Researchers at the Technion-Israel Institute of Technology and their colleagues abroad said they have managed to breach Intel’s security wall for its processors, created to protect the privacy and integrity of information and applications on computers.
Intel’s Software Guard Extension (SGX), which was breached by the researchers, has been deployed in all recent Intel processors used in both personal computers and cloud computing services.
The attack, dubbed Foreshadow by the researchers, exploits certain weaknesses in the existing mechanisms of Intel CPUs, allowing attackers to expose private application data and forge computations secured by SGX.
The researchers reported Foreshadow to Intel in January. Further analysis into the causes of Foreshadow performed by Intel revealed that the same hardware flaw enabled a number of other devastating attacks, which the company called Foreshadow –NG.
The patches to mitigate these attacks have already been released, the Technion said in a statement.
The researchers from the Technion are Assistant Prof. Mark Silberstein of the Viterbi Faculty of Electrical Engineering and his graduate student Marina Minkin from the Computer Science Department.
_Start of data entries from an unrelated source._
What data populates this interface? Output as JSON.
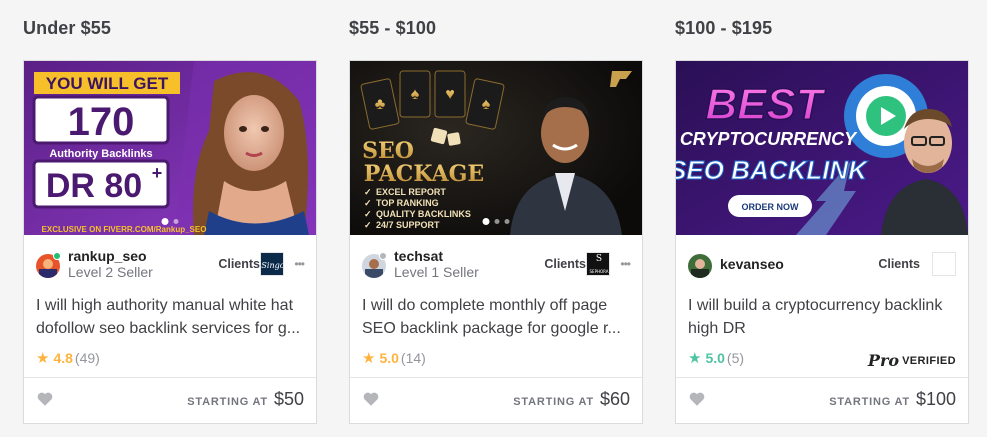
{
  "tiers": [
    {
      "title": "Under $55",
      "gig": {
        "image_text": {
          "line1": "YOU WILL GET",
          "line2": "170",
          "line3": "Authority Backlinks",
          "line4": "DR 80",
          "line4_sup": "+",
          "line5": "EXCLUSIVE ON FIVERR.COM/Rankup_SEO"
        },
        "seller_name": "rankup_seo",
        "seller_level": "Level 2 Seller",
        "clients_label": "Clients",
        "client_logo_text": "Singo",
        "title": "I will high authority manual white hat dofollow seo backlink services for google top ranking",
        "rating_value": "4.8",
        "rating_count": "(49)",
        "star_color": "#ffb33e",
        "starting_label": "STARTING AT",
        "price": "$50"
      }
    },
    {
      "title": "$55 - $100",
      "gig": {
        "image_text": {
          "line1": "SEO",
          "line2": "PACKAGE",
          "bullets": [
            "EXCEL REPORT",
            "TOP RANKING",
            "QUALITY BACKLINKS",
            "24/7 SUPPORT"
          ]
        },
        "seller_name": "techsat",
        "seller_level": "Level 1 Seller",
        "clients_label": "Clients",
        "client_logo_text": "SEPHORA",
        "title": "I will do complete monthly off page SEO backlink package for google ranking",
        "rating_value": "5.0",
        "rating_count": "(14)",
        "star_color": "#ffb33e",
        "starting_label": "STARTING AT",
        "price": "$60"
      }
    },
    {
      "title": "$100 - $195",
      "gig": {
        "image_text": {
          "line1": "BEST",
          "line2": "CRYPTOCURRENCY",
          "line3": "SEO BACKLINK",
          "cta": "ORDER NOW"
        },
        "seller_name": "kevanseo",
        "clients_label": "Clients",
        "title": "I will build a cryptocurrency backlink high DR",
        "rating_value": "5.0",
        "rating_count": "(5)",
        "star_color": "#4fc3a1",
        "pro_label": "Pro",
        "pro_verified": "VERIFIED",
        "starting_label": "STARTING AT",
        "price": "$100"
      }
    }
  ],
  "colors": {
    "rating_gold": "#ffb33e",
    "rating_teal": "#4fc3a1",
    "online_green": "#1dbf73",
    "text_dark": "#404145",
    "text_muted": "#74767e"
  }
}
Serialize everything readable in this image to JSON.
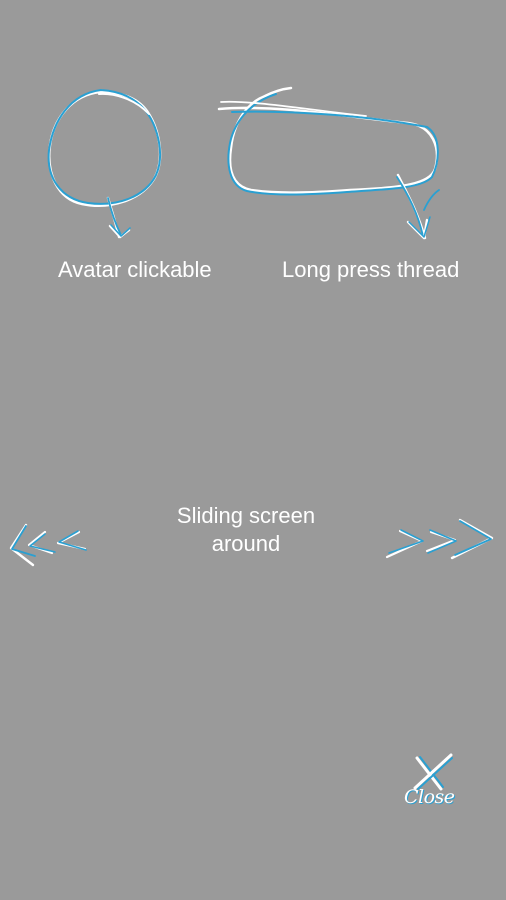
{
  "guide": {
    "avatar_label": "Avatar clickable",
    "thread_label": "Long press thread",
    "slide_label": "Sliding screen around",
    "close_label": "Close"
  },
  "icons": {
    "avatar_hint": "circle-icon",
    "thread_hint": "rounded-rect-icon",
    "left_swipe": "left-chevrons-icon",
    "right_swipe": "right-chevrons-icon",
    "close": "close-icon"
  },
  "colors": {
    "overlay_background": "#9a9a9a",
    "stroke_white": "#ffffff",
    "stroke_blue": "#2aa0d2"
  }
}
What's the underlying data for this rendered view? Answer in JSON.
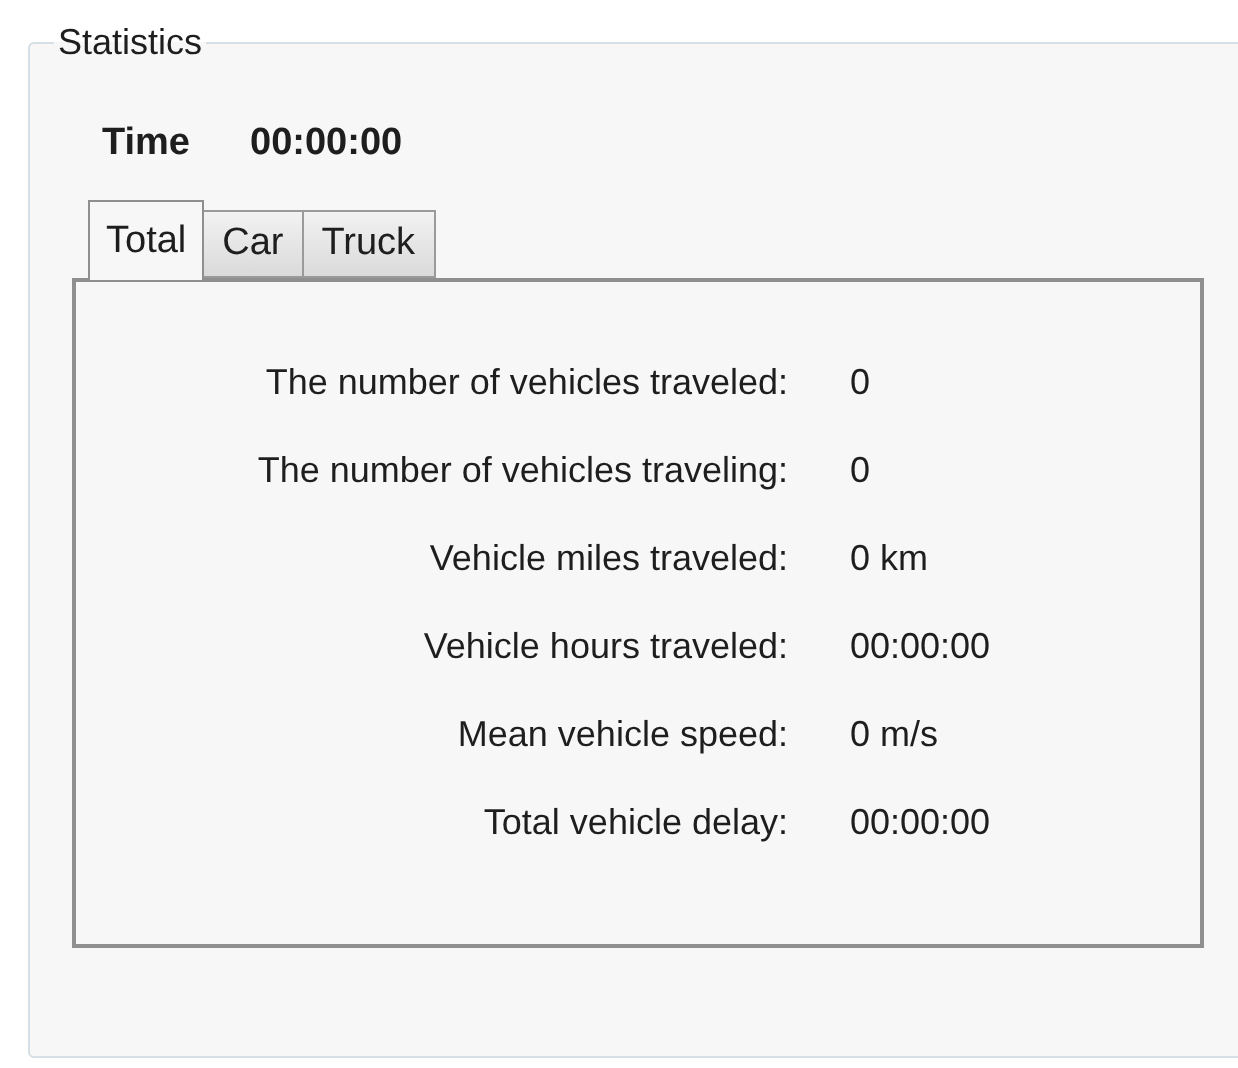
{
  "group": {
    "title": "Statistics"
  },
  "time": {
    "label": "Time",
    "value": "00:00:00"
  },
  "tabs": [
    {
      "label": "Total",
      "selected": true
    },
    {
      "label": "Car",
      "selected": false
    },
    {
      "label": "Truck",
      "selected": false
    }
  ],
  "stats": [
    {
      "label": "The number of vehicles traveled:",
      "value": "0"
    },
    {
      "label": "The number of vehicles traveling:",
      "value": "0"
    },
    {
      "label": "Vehicle miles traveled:",
      "value": "0 km"
    },
    {
      "label": "Vehicle hours traveled:",
      "value": "00:00:00"
    },
    {
      "label": "Mean vehicle speed:",
      "value": "0 m/s"
    },
    {
      "label": "Total vehicle delay:",
      "value": "00:00:00"
    }
  ]
}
They conducted the study together with colleagues from The University of Adelaide (Australia), the University of Michigan (USA) and KU Leuven (Belgium).
The team’s work will be presented on Wednesday at a security conference, USENIX Security ’18, in Baltimore, Maryland.
Intel’s SGX was rolled out as a revolutionary hardware technology that enables the creation of secure execution environments,called secure enclaves.
The team of researchers, however, managed to read all the information stored in the enclave and managed to compromise core security guarantees provided by SGX, “toppling” a large part of the entire SGX ecosystem by exploiting a single critical hardware vulnerability, the researchers said in a statement.
The discovery of other vulnerabilities in January 2018, dubbed Spectre and Meltdown, required Intel to distribute security updates to about 90 percent of the processors it had sold over the past five years.
In a post Intel published on Tuesday on its website, the company said it was “not aware of reports” that the vulnerabilities have been used in “real world exploits, but this further underscores the need for everyone to adhere to security best practices.”